### RECORDED INFORMATION

BEGIN

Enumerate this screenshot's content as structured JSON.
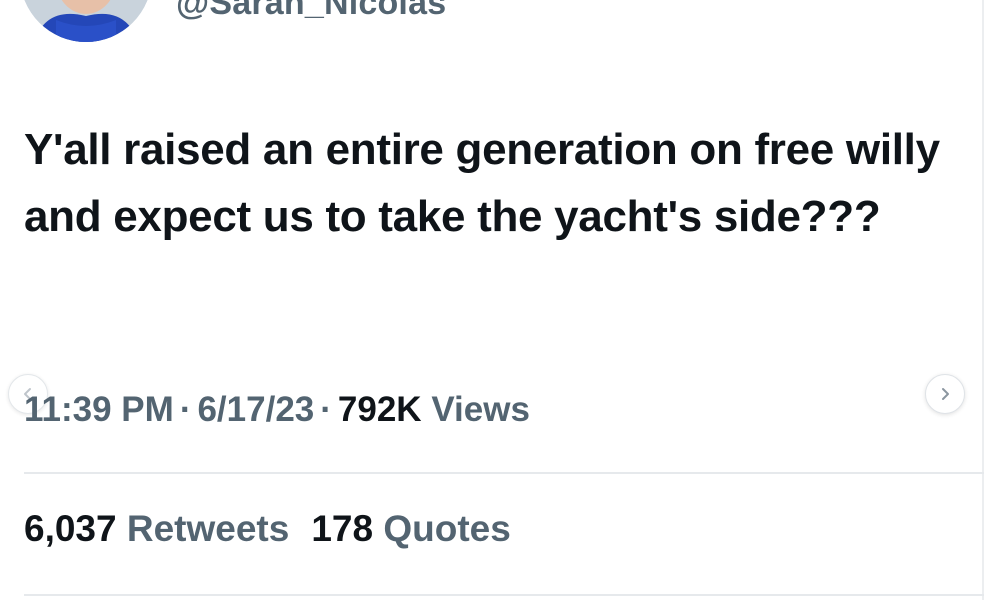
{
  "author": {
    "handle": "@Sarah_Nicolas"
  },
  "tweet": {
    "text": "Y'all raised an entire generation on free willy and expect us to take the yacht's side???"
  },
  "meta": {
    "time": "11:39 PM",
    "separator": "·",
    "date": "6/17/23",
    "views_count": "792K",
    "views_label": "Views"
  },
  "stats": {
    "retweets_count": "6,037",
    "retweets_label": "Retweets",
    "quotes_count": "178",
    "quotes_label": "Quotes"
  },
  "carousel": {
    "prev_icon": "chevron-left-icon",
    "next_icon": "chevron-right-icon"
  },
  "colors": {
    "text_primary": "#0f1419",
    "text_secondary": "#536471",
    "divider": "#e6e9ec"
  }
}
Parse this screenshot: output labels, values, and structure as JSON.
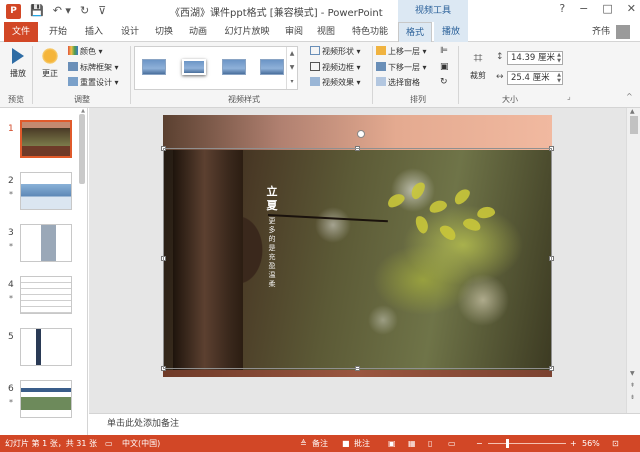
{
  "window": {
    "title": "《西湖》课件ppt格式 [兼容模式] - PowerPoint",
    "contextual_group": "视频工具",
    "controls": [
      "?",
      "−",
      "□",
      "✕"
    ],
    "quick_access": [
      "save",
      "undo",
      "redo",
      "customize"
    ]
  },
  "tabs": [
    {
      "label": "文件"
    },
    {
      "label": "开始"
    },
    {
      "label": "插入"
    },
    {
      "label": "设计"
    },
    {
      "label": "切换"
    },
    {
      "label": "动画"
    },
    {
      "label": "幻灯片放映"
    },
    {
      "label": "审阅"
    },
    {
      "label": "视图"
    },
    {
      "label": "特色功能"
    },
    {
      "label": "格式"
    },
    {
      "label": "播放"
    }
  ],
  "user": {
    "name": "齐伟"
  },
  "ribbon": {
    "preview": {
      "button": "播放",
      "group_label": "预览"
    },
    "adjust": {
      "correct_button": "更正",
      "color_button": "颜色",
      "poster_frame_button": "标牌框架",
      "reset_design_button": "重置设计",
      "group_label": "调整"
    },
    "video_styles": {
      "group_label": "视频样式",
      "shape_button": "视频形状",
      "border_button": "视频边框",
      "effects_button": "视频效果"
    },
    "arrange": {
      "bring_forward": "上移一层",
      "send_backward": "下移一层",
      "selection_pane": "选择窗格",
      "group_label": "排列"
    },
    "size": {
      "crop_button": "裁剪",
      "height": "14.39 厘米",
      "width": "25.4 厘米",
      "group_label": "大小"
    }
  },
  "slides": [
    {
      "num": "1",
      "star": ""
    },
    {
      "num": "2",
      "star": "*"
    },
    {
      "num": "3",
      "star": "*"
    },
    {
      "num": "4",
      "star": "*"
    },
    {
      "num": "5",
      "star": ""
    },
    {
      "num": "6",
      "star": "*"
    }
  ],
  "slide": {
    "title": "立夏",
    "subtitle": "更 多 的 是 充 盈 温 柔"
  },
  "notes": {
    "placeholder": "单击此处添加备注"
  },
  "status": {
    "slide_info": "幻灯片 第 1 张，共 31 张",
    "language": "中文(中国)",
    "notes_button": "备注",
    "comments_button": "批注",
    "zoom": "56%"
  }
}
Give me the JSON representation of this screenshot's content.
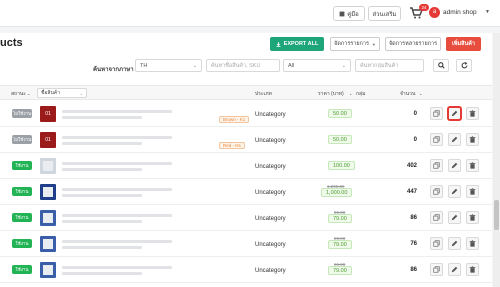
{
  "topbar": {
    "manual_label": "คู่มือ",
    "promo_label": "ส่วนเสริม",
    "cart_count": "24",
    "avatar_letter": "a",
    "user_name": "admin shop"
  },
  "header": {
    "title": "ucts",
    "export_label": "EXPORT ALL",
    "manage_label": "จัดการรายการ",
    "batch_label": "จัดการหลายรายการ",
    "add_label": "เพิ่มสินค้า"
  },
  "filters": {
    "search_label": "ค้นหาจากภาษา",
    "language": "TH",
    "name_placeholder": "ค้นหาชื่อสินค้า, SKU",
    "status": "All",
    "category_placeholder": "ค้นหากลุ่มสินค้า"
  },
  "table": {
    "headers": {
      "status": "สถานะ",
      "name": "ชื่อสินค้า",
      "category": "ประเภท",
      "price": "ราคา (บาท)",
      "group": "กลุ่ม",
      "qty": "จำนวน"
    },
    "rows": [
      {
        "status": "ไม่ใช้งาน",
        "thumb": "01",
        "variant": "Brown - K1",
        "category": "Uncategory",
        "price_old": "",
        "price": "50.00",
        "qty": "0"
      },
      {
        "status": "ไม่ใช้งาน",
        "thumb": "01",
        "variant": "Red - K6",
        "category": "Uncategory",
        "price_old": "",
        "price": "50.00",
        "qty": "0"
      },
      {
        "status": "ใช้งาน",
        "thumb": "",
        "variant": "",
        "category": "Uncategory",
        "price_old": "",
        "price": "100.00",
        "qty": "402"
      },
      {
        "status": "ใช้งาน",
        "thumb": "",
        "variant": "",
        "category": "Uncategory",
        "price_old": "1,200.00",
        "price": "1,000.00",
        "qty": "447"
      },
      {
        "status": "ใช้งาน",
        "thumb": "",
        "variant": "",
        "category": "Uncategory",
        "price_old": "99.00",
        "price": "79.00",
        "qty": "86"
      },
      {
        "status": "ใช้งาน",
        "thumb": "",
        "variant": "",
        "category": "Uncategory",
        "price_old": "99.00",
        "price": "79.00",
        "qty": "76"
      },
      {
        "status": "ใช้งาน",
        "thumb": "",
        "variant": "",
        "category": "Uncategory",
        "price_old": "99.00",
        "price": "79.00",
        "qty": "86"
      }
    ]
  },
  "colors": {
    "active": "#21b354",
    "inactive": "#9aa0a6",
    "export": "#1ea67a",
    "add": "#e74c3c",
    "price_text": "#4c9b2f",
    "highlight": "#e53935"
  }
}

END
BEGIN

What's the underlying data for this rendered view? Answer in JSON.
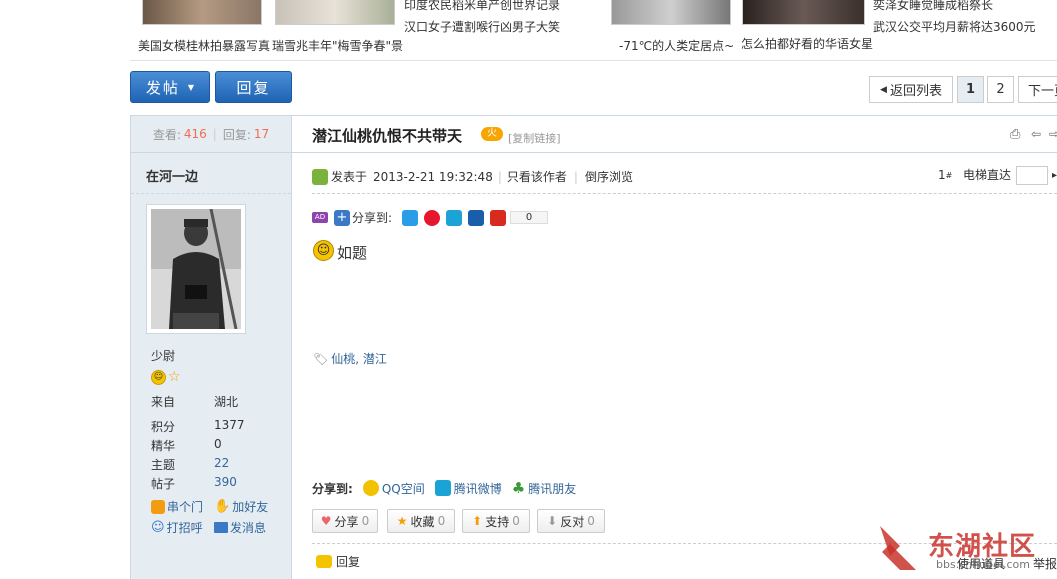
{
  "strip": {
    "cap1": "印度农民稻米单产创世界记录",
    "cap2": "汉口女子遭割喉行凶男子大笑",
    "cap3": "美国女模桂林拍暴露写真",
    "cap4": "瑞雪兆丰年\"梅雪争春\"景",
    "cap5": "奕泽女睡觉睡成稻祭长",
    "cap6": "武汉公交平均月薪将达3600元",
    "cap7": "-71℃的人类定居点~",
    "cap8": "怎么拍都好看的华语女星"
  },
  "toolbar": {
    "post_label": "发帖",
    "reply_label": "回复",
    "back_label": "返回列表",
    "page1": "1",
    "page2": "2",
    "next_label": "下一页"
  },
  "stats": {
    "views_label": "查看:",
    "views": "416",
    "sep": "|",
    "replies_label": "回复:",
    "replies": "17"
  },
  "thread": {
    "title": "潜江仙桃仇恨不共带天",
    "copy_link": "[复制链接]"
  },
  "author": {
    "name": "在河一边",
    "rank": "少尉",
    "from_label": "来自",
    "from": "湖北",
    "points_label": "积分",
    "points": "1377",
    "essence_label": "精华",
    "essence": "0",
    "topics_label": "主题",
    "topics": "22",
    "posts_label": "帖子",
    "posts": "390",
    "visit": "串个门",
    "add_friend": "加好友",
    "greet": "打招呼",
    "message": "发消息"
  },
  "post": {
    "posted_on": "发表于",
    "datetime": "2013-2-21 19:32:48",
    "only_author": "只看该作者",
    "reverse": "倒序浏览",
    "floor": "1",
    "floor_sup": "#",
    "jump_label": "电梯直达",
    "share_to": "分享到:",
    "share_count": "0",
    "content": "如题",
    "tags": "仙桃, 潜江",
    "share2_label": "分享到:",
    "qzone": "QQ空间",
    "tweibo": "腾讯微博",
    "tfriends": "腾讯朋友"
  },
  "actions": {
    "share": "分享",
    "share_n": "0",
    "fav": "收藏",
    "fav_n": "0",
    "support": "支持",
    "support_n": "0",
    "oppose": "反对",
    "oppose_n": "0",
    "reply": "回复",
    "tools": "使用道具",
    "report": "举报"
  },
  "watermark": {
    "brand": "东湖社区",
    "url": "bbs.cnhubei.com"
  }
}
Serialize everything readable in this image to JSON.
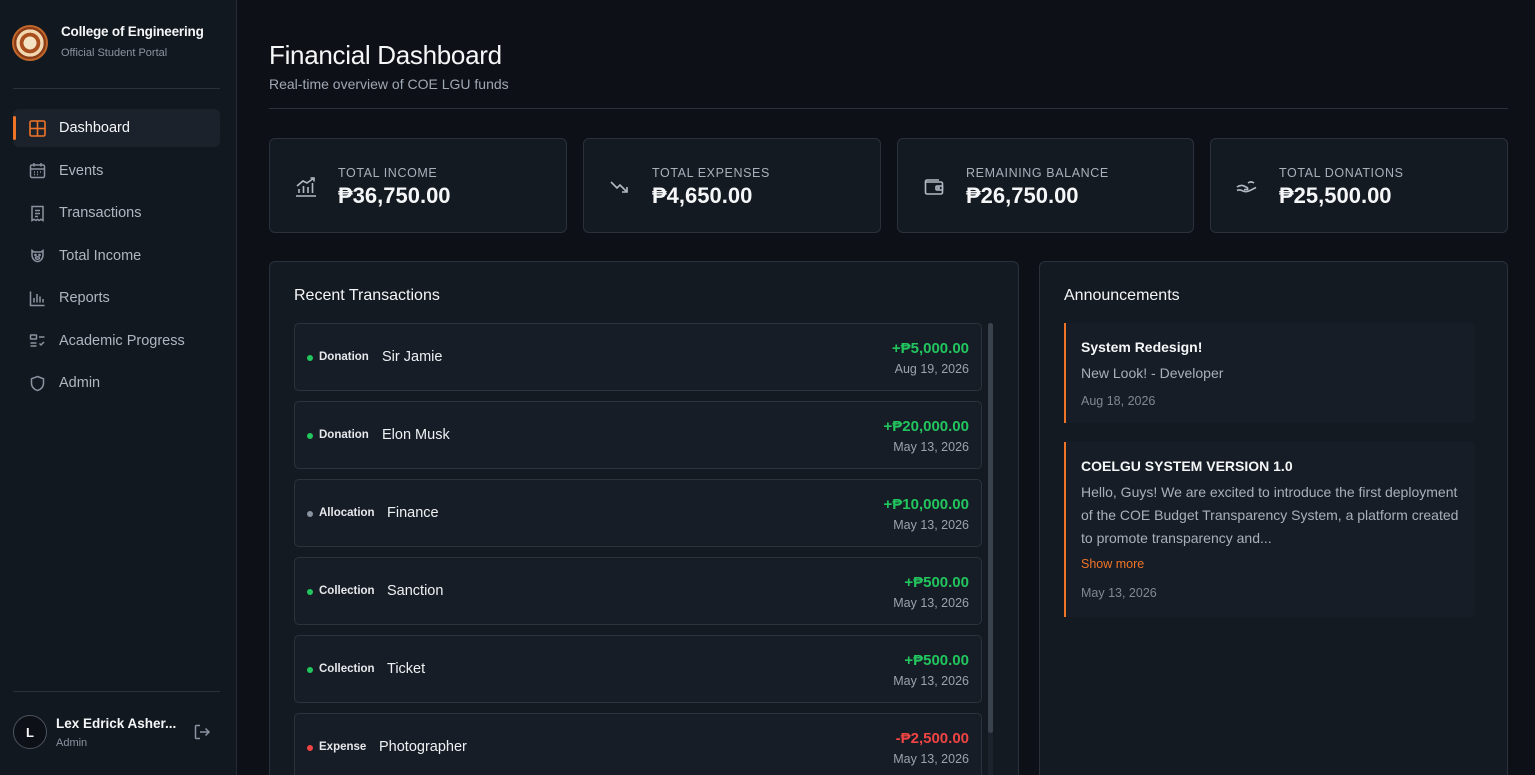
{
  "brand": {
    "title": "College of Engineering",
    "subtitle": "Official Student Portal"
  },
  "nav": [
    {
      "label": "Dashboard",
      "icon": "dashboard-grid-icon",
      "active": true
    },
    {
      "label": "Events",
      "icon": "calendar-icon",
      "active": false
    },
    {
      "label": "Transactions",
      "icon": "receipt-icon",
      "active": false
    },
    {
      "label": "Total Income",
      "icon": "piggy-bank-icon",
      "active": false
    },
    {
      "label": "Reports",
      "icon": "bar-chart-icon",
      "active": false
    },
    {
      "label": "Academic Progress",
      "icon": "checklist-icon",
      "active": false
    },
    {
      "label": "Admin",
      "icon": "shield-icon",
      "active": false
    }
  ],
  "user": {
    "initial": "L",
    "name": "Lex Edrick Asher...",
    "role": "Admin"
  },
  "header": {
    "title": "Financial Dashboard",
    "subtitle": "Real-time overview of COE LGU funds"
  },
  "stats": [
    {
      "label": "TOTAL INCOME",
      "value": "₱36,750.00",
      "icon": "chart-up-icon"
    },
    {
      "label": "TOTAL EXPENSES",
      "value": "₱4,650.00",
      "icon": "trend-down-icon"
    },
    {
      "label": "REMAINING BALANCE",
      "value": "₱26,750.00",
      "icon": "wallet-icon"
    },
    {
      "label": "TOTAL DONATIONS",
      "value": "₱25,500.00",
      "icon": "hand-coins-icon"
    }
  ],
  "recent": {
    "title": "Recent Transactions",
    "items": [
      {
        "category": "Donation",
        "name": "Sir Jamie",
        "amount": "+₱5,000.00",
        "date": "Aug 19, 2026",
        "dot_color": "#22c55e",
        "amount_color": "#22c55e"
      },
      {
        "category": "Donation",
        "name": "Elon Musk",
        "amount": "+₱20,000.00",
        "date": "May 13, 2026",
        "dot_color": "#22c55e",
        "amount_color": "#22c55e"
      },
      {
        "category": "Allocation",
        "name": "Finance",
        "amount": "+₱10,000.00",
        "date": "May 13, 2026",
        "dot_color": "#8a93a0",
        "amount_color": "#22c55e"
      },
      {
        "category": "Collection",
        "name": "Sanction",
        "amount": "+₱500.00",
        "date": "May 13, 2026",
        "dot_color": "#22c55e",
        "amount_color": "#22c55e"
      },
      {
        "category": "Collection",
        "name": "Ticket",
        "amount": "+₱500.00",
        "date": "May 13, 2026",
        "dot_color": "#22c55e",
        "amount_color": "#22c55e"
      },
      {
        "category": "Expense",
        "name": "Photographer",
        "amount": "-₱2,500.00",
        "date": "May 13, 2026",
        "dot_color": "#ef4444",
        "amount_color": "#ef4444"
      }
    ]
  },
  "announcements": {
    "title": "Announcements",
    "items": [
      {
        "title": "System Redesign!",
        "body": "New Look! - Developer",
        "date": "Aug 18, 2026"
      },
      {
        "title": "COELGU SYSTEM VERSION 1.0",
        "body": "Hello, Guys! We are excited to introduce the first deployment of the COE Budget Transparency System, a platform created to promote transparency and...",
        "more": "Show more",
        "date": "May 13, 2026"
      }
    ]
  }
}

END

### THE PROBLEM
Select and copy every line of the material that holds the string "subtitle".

### RESULT FOR THIS EXERCISE
    "subtitle": "更 多 的 是 充 盈 温 柔"
    "subtitle": "Official Student Portal"
    "subtitle": "Real-time overview of COE LGU funds"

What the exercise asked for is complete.